The sound of Chappo’s voice telling one of his trademark anecdotes reverberated around St Andrew’s Cathedral once more at the launch of Sydney’s One Special Evangelist.
The subtitle of this monograph by the Rev Dr Baden Stace is “John C. Chapman and the Shaping of Anglican Evangelicalism and Australian Religious Life, 1968-2001” – which is the kind of phrase that the evangelist, who died in 2012, would probably have joked about as being too grandiloquent.
But Dr Stace’s statistics confirm his description of John Chapman as Australia’s “most-capped” preacher.
“John preached more times, in more places, to larger combined audiences, than any Australian before him,” he said. “He preached an estimated 7500 sermons across five continents to audiences of three quarters of a million people. Few [other] Australian preachers can lay claim to such a legacy. I argue, none.”
Many in the audience at the launch didn’t need convincing, as they had either been direct beneficiaries of Chappo’s friendship and influence or, for the younger Christians watching on, his legacy. Dr Stace, once an itinerant evangelist himself in the Department of Evangelism that Chappo pioneered, had the benefit of both. He hopes people will draw lessons from the late evangelist’s faithfulness.
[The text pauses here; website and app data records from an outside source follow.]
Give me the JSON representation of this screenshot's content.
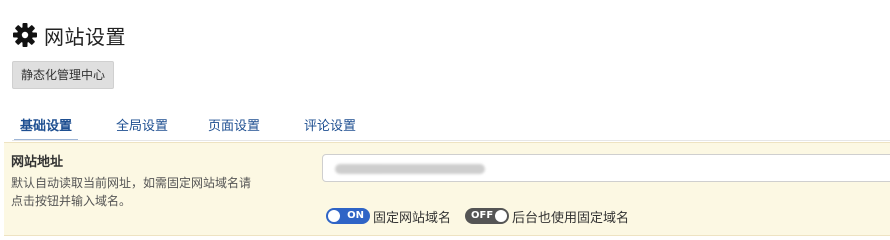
{
  "page": {
    "title": "网站设置",
    "title_icon": "gear-icon"
  },
  "header_button": {
    "label": "静态化管理中心"
  },
  "tabs": [
    {
      "label": "基础设置",
      "active": true
    },
    {
      "label": "全局设置",
      "active": false
    },
    {
      "label": "页面设置",
      "active": false
    },
    {
      "label": "评论设置",
      "active": false
    }
  ],
  "site_url_setting": {
    "title": "网站地址",
    "description_line1": "默认自动读取当前网址，如需固定网站域名请",
    "description_line2": "点击按钮并输入域名。",
    "input_value": "",
    "toggles": [
      {
        "state": "ON",
        "label": "固定网站域名",
        "on": true
      },
      {
        "state": "OFF",
        "label": "后台也使用固定域名",
        "on": false
      }
    ]
  },
  "colors": {
    "accent": "#2f64c6",
    "tab_text": "#1e4f91",
    "row_background": "#fcf8e3"
  }
}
“The speed of change in which John’s generation ministered was breathless,” he said. “At the time, they felt acutely that the 1960s were a difficult and barren time for gospel witness. But interestingly, by the 1980s, John and many others began to speak of a new harvest being reaped.
“This is instructive for our time. It reminds us that we can trust God to ordain the circumstances for his kingdom to grow at every point.”
The trust, too, was in the word of God to save, as Chappo was quoted in an often-heard refrain: “We need to recapture a confidence in the power and effectiveness of the gospel. The gospel is not weak. It is a word of power of which we need not be ashamed”.
Archbishop Raffel told the crowd: “This is the first book I have launched as Archbishop of Sydney and I am absolutely thrilled that it is about Chappo. We have to learn, from Chappo and his day, something about the primacy and the sufficiency of the gospel if we are to have an adequate, Christ-honouring, mission-advancing ministry.”
Sydney’s One Special Evangelist is published by Wipf and Stock as part of its Australian College of Theology Monograph series.